▶ **EXERCISE DETAILS**: Look for the string "JSON" in the listing. Copy each line that has it.

▶ **PROVIDED DATA**:
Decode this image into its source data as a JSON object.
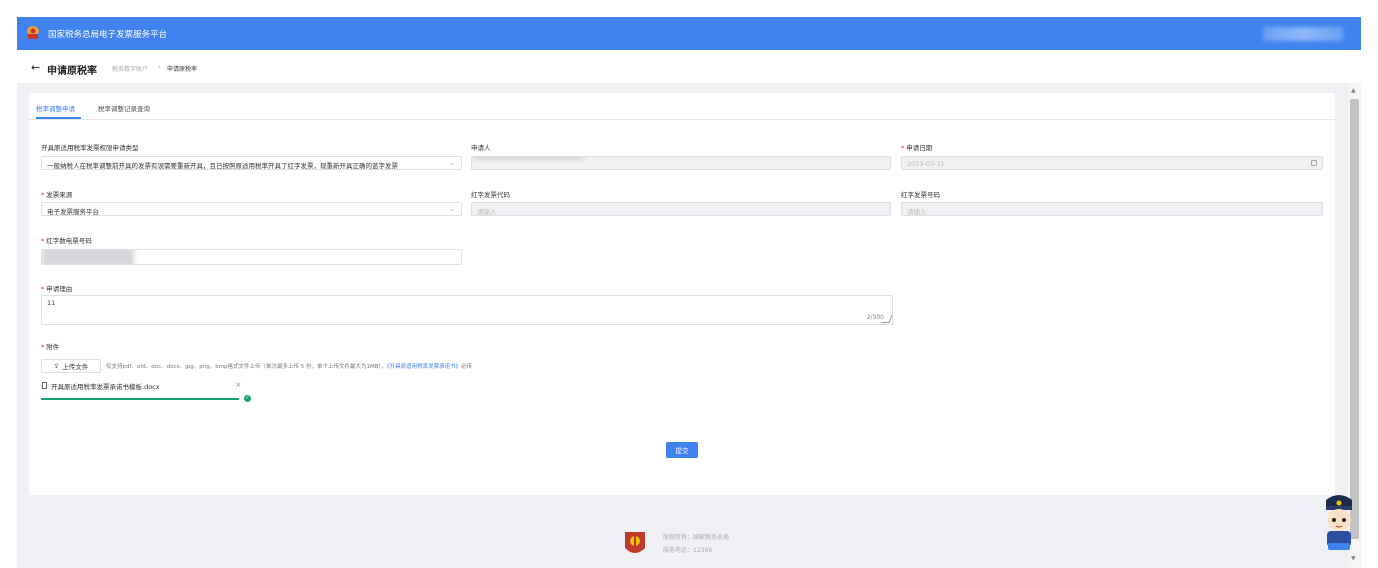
{
  "app": {
    "title": "国家税务总局电子发票服务平台"
  },
  "breadcrumb": {
    "page_title": "申请原税率",
    "items": [
      "税务数字账户",
      "申请原税率"
    ],
    "separator": "›"
  },
  "tabs": [
    {
      "label": "税率调整申请",
      "active": true
    },
    {
      "label": "税率调整记录查询",
      "active": false
    }
  ],
  "form": {
    "apply_type": {
      "label": "开具原适用税率发票权限申请类型",
      "value": "一般纳税人在税率调整前开具的发票有误需要重新开具，且已按照原适用税率开具了红字发票，现重新开具正确的蓝字发票"
    },
    "applicant": {
      "label": "申请人"
    },
    "apply_date": {
      "label": "申请日期",
      "value": "2023-03-31"
    },
    "invoice_source": {
      "label": "发票来源",
      "value": "电子发票服务平台"
    },
    "red_invoice_code": {
      "label": "红字发票代码",
      "placeholder": "请输入"
    },
    "red_invoice_number": {
      "label": "红字发票号码",
      "placeholder": "请输入"
    },
    "red_digital_invoice_number": {
      "label": "红字数电票号码"
    },
    "reason": {
      "label": "申请理由",
      "value": "11",
      "counter": "2/300"
    },
    "attachment": {
      "label": "附件",
      "upload_button": "上传文件",
      "hint": "仅支持pdf、ofd、doc、docx、jpg、png、bmp格式文件上传（单次最多上传 5 份，单个上传文件最大为1MB），",
      "hint_link": "《开具原适用税率发票承诺书》",
      "hint_suffix": "必传",
      "files": [
        {
          "name": "开具原适用税率发票承诺书模板.docx",
          "progress": 1.0,
          "status": "success"
        }
      ]
    },
    "submit_label": "提交"
  },
  "footer": {
    "copyright": "版权所有：国家税务总局",
    "hotline": "服务电话：12366"
  },
  "colors": {
    "brand_blue": "#3f82f0",
    "success_green": "#13a46d",
    "required_red": "#f5222d"
  }
}
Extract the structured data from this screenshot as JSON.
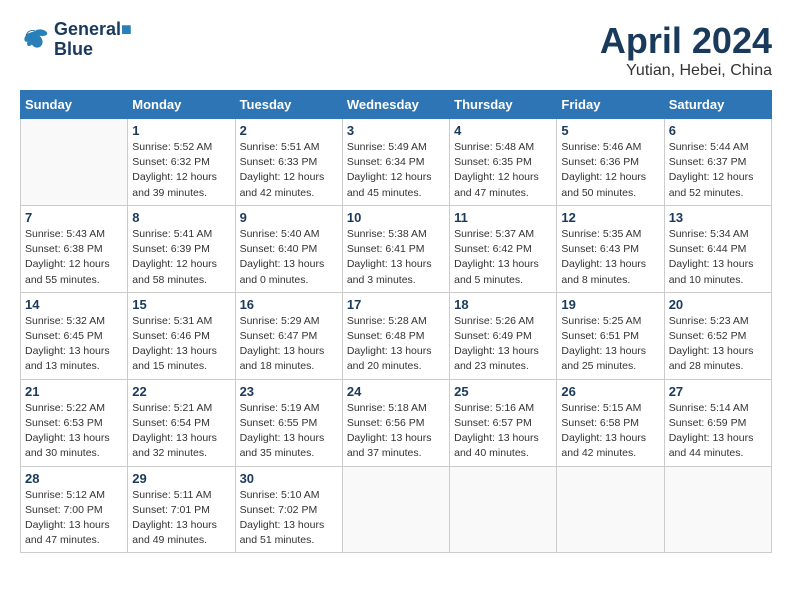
{
  "header": {
    "logo_line1": "General",
    "logo_line2": "Blue",
    "month": "April 2024",
    "location": "Yutian, Hebei, China"
  },
  "days_of_week": [
    "Sunday",
    "Monday",
    "Tuesday",
    "Wednesday",
    "Thursday",
    "Friday",
    "Saturday"
  ],
  "weeks": [
    [
      {
        "day": "",
        "info": ""
      },
      {
        "day": "1",
        "info": "Sunrise: 5:52 AM\nSunset: 6:32 PM\nDaylight: 12 hours\nand 39 minutes."
      },
      {
        "day": "2",
        "info": "Sunrise: 5:51 AM\nSunset: 6:33 PM\nDaylight: 12 hours\nand 42 minutes."
      },
      {
        "day": "3",
        "info": "Sunrise: 5:49 AM\nSunset: 6:34 PM\nDaylight: 12 hours\nand 45 minutes."
      },
      {
        "day": "4",
        "info": "Sunrise: 5:48 AM\nSunset: 6:35 PM\nDaylight: 12 hours\nand 47 minutes."
      },
      {
        "day": "5",
        "info": "Sunrise: 5:46 AM\nSunset: 6:36 PM\nDaylight: 12 hours\nand 50 minutes."
      },
      {
        "day": "6",
        "info": "Sunrise: 5:44 AM\nSunset: 6:37 PM\nDaylight: 12 hours\nand 52 minutes."
      }
    ],
    [
      {
        "day": "7",
        "info": "Sunrise: 5:43 AM\nSunset: 6:38 PM\nDaylight: 12 hours\nand 55 minutes."
      },
      {
        "day": "8",
        "info": "Sunrise: 5:41 AM\nSunset: 6:39 PM\nDaylight: 12 hours\nand 58 minutes."
      },
      {
        "day": "9",
        "info": "Sunrise: 5:40 AM\nSunset: 6:40 PM\nDaylight: 13 hours\nand 0 minutes."
      },
      {
        "day": "10",
        "info": "Sunrise: 5:38 AM\nSunset: 6:41 PM\nDaylight: 13 hours\nand 3 minutes."
      },
      {
        "day": "11",
        "info": "Sunrise: 5:37 AM\nSunset: 6:42 PM\nDaylight: 13 hours\nand 5 minutes."
      },
      {
        "day": "12",
        "info": "Sunrise: 5:35 AM\nSunset: 6:43 PM\nDaylight: 13 hours\nand 8 minutes."
      },
      {
        "day": "13",
        "info": "Sunrise: 5:34 AM\nSunset: 6:44 PM\nDaylight: 13 hours\nand 10 minutes."
      }
    ],
    [
      {
        "day": "14",
        "info": "Sunrise: 5:32 AM\nSunset: 6:45 PM\nDaylight: 13 hours\nand 13 minutes."
      },
      {
        "day": "15",
        "info": "Sunrise: 5:31 AM\nSunset: 6:46 PM\nDaylight: 13 hours\nand 15 minutes."
      },
      {
        "day": "16",
        "info": "Sunrise: 5:29 AM\nSunset: 6:47 PM\nDaylight: 13 hours\nand 18 minutes."
      },
      {
        "day": "17",
        "info": "Sunrise: 5:28 AM\nSunset: 6:48 PM\nDaylight: 13 hours\nand 20 minutes."
      },
      {
        "day": "18",
        "info": "Sunrise: 5:26 AM\nSunset: 6:49 PM\nDaylight: 13 hours\nand 23 minutes."
      },
      {
        "day": "19",
        "info": "Sunrise: 5:25 AM\nSunset: 6:51 PM\nDaylight: 13 hours\nand 25 minutes."
      },
      {
        "day": "20",
        "info": "Sunrise: 5:23 AM\nSunset: 6:52 PM\nDaylight: 13 hours\nand 28 minutes."
      }
    ],
    [
      {
        "day": "21",
        "info": "Sunrise: 5:22 AM\nSunset: 6:53 PM\nDaylight: 13 hours\nand 30 minutes."
      },
      {
        "day": "22",
        "info": "Sunrise: 5:21 AM\nSunset: 6:54 PM\nDaylight: 13 hours\nand 32 minutes."
      },
      {
        "day": "23",
        "info": "Sunrise: 5:19 AM\nSunset: 6:55 PM\nDaylight: 13 hours\nand 35 minutes."
      },
      {
        "day": "24",
        "info": "Sunrise: 5:18 AM\nSunset: 6:56 PM\nDaylight: 13 hours\nand 37 minutes."
      },
      {
        "day": "25",
        "info": "Sunrise: 5:16 AM\nSunset: 6:57 PM\nDaylight: 13 hours\nand 40 minutes."
      },
      {
        "day": "26",
        "info": "Sunrise: 5:15 AM\nSunset: 6:58 PM\nDaylight: 13 hours\nand 42 minutes."
      },
      {
        "day": "27",
        "info": "Sunrise: 5:14 AM\nSunset: 6:59 PM\nDaylight: 13 hours\nand 44 minutes."
      }
    ],
    [
      {
        "day": "28",
        "info": "Sunrise: 5:12 AM\nSunset: 7:00 PM\nDaylight: 13 hours\nand 47 minutes."
      },
      {
        "day": "29",
        "info": "Sunrise: 5:11 AM\nSunset: 7:01 PM\nDaylight: 13 hours\nand 49 minutes."
      },
      {
        "day": "30",
        "info": "Sunrise: 5:10 AM\nSunset: 7:02 PM\nDaylight: 13 hours\nand 51 minutes."
      },
      {
        "day": "",
        "info": ""
      },
      {
        "day": "",
        "info": ""
      },
      {
        "day": "",
        "info": ""
      },
      {
        "day": "",
        "info": ""
      }
    ]
  ]
}
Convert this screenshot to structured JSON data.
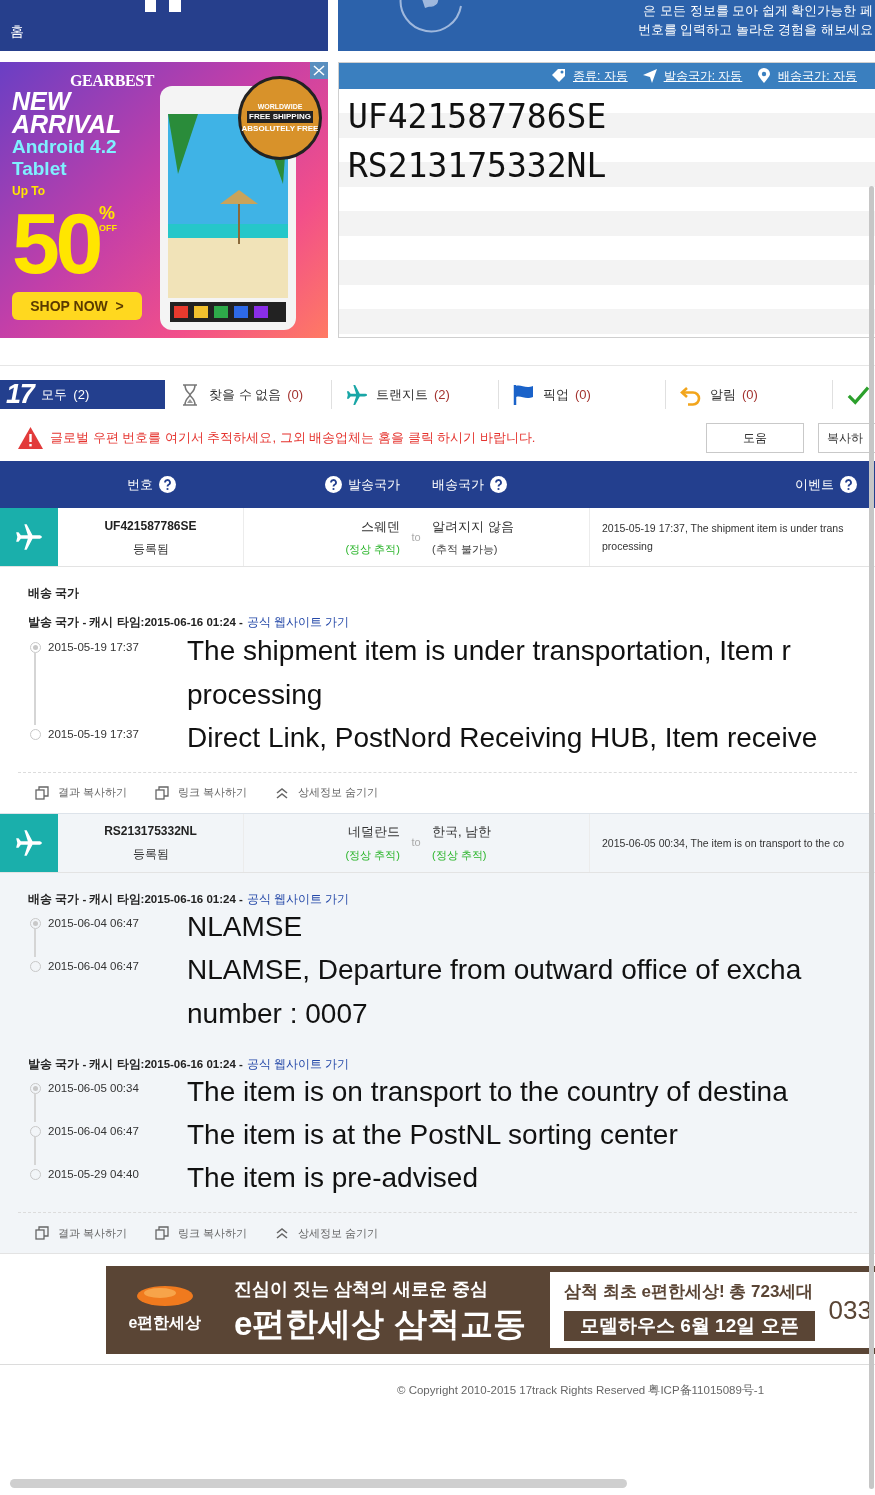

▶ **ANSWER FOR THIS EXERCISE**:
Decode this image into its source data as a JSON object.
Extract the structured data from this screenshot as JSON.
Convert this screenshot to structured JSON data.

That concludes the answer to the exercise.